FARMERS HELP OUT HARD UP
How farms give to those in need
MOST people would be familiar with the two standard capsicum colours, red and green.
All capsicums start out green before maturing and transforming into the red colour, but some need to be picked before they fully mature. There’s nothing wrong with these capsicums, but they aren’t suitable for the market. For most farmers this means the produce goes to waste.
However, Tim Carnel from Kirra Pines has adopted an alternative solution, donating the produce to Foodbank.
Foodbank is an organisation which supplies food to thousands of Queenslanders who are doing it tough, including to places which hand out community meals and domestic violence refuges.
Mr Carnel said Foodbank was no additional cost for the farm and it was a great way to ensure they used the whole crop.
Foodbank supplies the bins to the farmers which are then collected by
Lindsay Transport before being taken to Brisbane.
He said the donations can sometimes include top-quality produce.
“If the markets are very well supplied it could be virtually grade one products that just doesn’t have a home because of supply and demand mechanics,” he said.

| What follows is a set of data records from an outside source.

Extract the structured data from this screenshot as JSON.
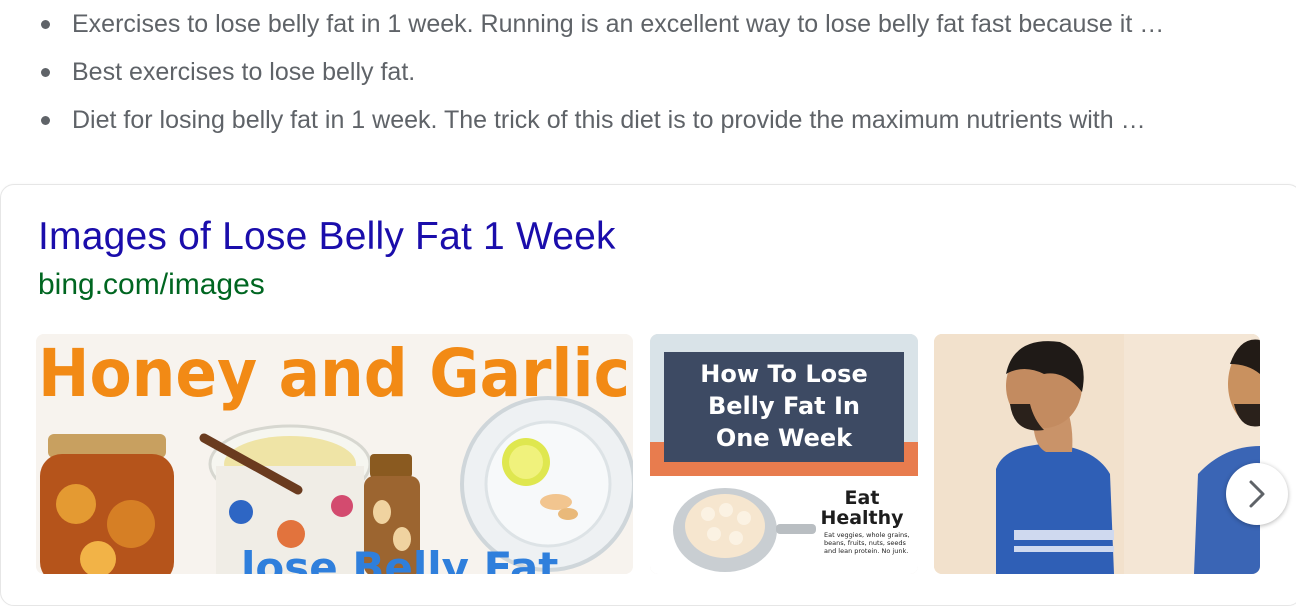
{
  "bullets": [
    "Exercises to lose belly fat in 1 week. Running is an excellent way to lose belly fat fast because it …",
    "Best exercises to lose belly fat.",
    "Diet for losing belly fat in 1 week. The trick of this diet is to provide the maximum nutrients with …"
  ],
  "images_card": {
    "title": "Images of Lose Belly Fat 1 Week",
    "url": "bing.com/images",
    "thumbnails": [
      {
        "caption": "Honey and Garlic"
      },
      {
        "caption": "How To Lose Belly Fat In One Week",
        "subcaption": "Eat Healthy",
        "small_text": "Eat veggies, whole grains, beans, fruits, nuts, seeds and lean protein. No junk."
      },
      {
        "caption": ""
      }
    ],
    "next_icon": "chevron-right-icon"
  }
}
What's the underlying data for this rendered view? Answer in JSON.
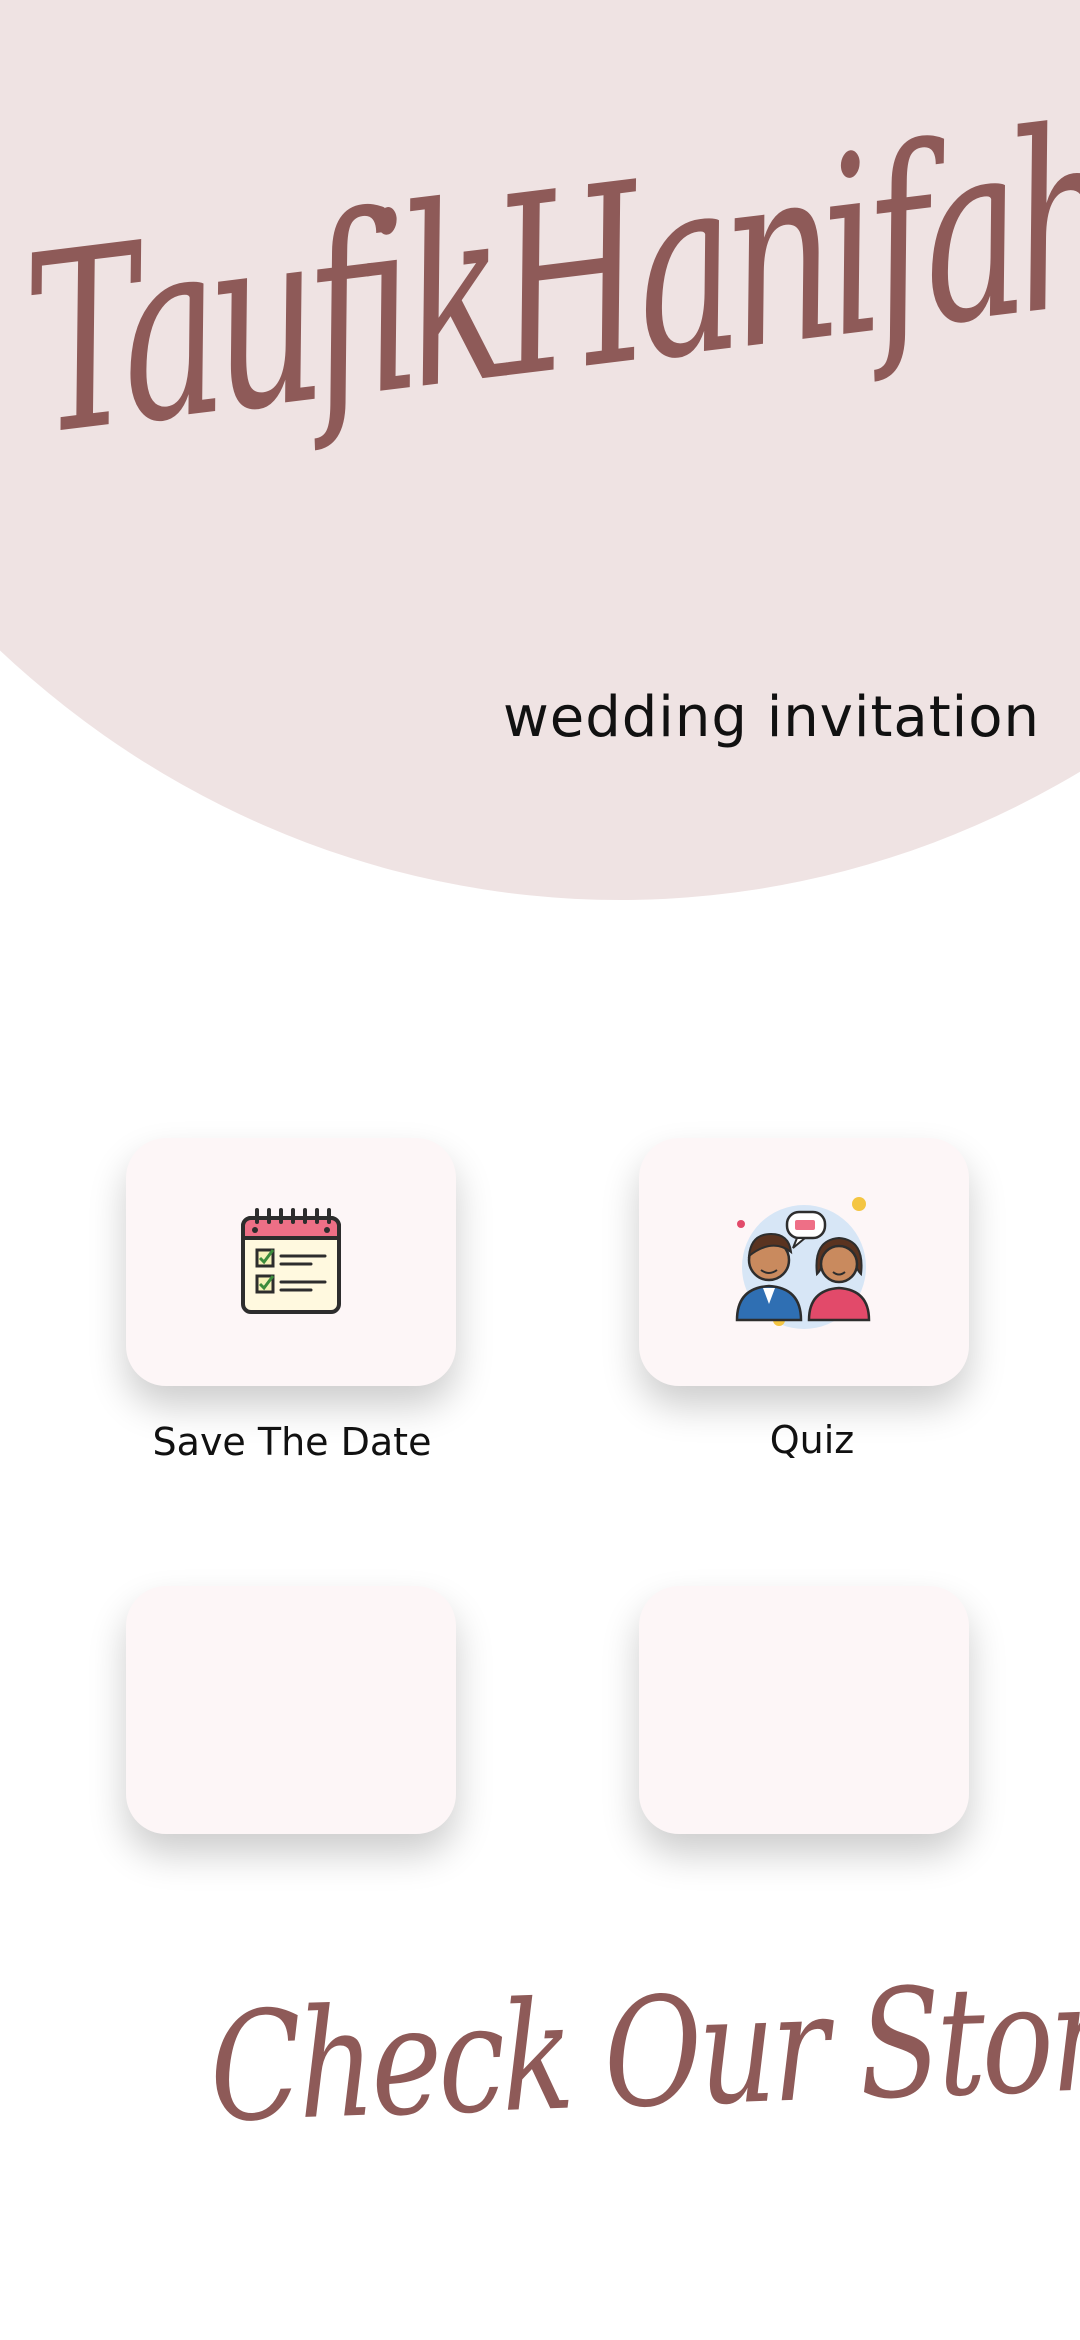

He said donating to Foodbank was something other farms should consider if possible.
“There is an opportunity there for a lot of people to get on board,” he said.
“Because it doesn’t cost anything to the business ... it’s a great way to see something like this happen which ordinarily wouldn’t happen if there was a cost involved.”
Foodbank Queensland CEO Michael Rose said the cause was a great alternative to having excess produce rot or get ploughed back in.
“Our frontline charity partners turned away over 4000 people each month last year due to insufficient food,” he said.
“They tell us that we need 35 per cent more to help meet current demand.
“We know we have a long way to go to ensure we help those in need and we can’t do that alone.
“The Foodbank Hunger Report shows the number of Queenslanders seeking food relief from our charity partners has increased 13 per cent year on year, the highest rate of increase in Australia.”
He said Foodbank Queensland can supply the bins, organise the collection and issue donations receipts to any farmer who wants to contribute to the cause.
OFF TO A NEW HOME: Tim Carnel with some capsicums being donated to Foodbank.